---------- DATA PROVIDED ----------
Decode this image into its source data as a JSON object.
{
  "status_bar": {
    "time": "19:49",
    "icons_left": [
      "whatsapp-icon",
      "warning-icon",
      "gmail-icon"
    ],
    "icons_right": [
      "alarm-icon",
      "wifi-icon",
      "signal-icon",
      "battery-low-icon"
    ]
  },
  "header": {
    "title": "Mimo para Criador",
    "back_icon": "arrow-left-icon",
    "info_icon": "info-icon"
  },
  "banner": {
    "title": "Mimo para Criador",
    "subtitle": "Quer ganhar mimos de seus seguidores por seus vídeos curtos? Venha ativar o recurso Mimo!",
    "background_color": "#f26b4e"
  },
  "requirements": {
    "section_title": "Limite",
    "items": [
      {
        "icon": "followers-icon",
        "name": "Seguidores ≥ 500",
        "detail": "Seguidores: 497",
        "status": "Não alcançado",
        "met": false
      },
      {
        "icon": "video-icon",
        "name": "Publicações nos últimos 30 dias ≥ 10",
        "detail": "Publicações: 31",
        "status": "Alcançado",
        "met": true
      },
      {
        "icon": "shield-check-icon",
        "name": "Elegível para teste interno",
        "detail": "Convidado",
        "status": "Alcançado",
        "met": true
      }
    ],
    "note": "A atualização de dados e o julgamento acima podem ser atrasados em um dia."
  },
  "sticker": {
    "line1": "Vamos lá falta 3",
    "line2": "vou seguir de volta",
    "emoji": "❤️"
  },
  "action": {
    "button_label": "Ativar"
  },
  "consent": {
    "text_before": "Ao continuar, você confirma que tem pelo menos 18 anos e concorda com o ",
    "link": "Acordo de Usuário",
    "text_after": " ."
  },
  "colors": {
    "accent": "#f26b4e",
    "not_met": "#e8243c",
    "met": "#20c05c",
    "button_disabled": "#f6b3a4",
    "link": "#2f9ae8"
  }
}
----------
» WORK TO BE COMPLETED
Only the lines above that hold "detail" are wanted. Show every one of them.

» SOLUTION BELOW
        "detail": "Seguidores: 497",
        "detail": "Publicações: 31",
        "detail": "Convidado",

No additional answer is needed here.